The Victoria Hospital received fifty-five pounds from the War Department for treating the wounded soldiers. Compared to ordinary paying patients, this was not huge. The Council of the hospital gave an undertaking that they would at any time take in 30 soldiers and six officers. By 1916, the figure had risen to 130 cases.
Some 3,300 Irish doctors and medical students were involved in the war, of whom 243 died. The Victoria Hospital was deprived of the services of Dr C B Pearson and Dr R C Cummins, both of whom were serving in the Royal Army Medical Corps.
Lady Barrymore or Dorothy Elizabeth Bell of Fota House, funded the provision of a Rontgen Ray apparatus or an x-ray machine, which was greatly needed to assess bone damage. The year 1914 coincided with Polish born chemist Marie Curie developing radiological cars to support soldiers injured in World War I. The cars would allow for rapid X-ray imaging of wounded soldiers, so battlefield surgeons could quickly and more accurately operate.
At the annual general meeting for 1918, and as outlined in the Cork Examiner on 25 March 1918 the Honorary Secretary’s report stated that the wounded men were not being sent direct from France to Ireland.

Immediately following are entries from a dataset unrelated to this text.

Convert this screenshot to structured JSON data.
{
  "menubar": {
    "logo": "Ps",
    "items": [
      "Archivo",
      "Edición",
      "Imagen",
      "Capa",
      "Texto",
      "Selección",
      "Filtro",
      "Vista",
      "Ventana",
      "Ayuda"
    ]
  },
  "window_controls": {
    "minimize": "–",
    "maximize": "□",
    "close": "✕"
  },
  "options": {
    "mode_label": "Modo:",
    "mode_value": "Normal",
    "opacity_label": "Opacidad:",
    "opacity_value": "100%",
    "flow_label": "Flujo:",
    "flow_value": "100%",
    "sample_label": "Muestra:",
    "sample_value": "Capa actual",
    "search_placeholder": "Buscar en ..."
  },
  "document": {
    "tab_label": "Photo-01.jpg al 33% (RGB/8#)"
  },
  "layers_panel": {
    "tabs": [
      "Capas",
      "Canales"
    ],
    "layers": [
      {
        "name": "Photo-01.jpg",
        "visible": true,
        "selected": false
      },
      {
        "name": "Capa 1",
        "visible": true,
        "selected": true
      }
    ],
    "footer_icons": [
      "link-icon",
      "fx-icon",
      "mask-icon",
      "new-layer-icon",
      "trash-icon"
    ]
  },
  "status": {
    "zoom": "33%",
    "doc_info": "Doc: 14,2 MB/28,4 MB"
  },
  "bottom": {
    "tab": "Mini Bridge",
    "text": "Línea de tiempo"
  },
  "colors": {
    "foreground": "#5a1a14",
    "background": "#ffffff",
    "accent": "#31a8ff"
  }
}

The secretary regretted that so little use has been made during 1917 of the military wards; “it was the keen desire of all connected with the hospital to do everything possible in caring for as great a number of these men as space would permit; but during the past year very few convoys have come to Cork, and there does not appear to be any probable increase as wounded men are no longer”. The soldiers’ ward, which was opened in October 1914, was closed in September of 1917.
In March 1918, the Cork Examiner outlined that the annual report stating that the hospital made a slight loss over the year. An increase over the year of £92 in the cost of provisions was not deemed what was described as a “very heavy item” but the cost of maintenance per patient had increased. In 1913 the maintenance cost was £78 per patient, rose in 1916 to £85, and in 1917 jumped up to the alarming figure of £106. The number of patients treated during the year was – 2,728 extern and 367 intern of whom 45 were soldiers and 76 free cases.
During the year the Victoria Hospital received notification of a generous legacy which had been left to the hospital by the late Mr Gumbleton, consisting of £1,000 in cash, and some valuable china, which had since been sold for between £300 and £400. Votes of thanks were passed to the committee of the Cork Hospital Saturday Society and Cork Hospital Aid Society for grants received, to the ladies and gentlemen who contributed to the hospital funds by personal subscription to all those who assisted in organising entertainments for the benefit of the hospital, and to Lady Carbery and the ladies of the Tabitha Guild, who devoted so much time to make clothing for the young patients.
Historical walking tour: Saturday, 24 March 2018, The Friar’s Walk, with Kieran; discover Red Abbey, Elizabeth Fort, Callanan’s Tower and Greenmount area; meet at Red Abbey tower, of Douglas Street, 12noon (free, duration: two hours) in association with Cork Lifelong Learning Festival 2018.
938a. Victoria Hospital present day (picture: Kieran McCarthy)
938b. Map of the grounds of the Victoria Hospital and South Infirmary, c.1910 (source: Cork City Library)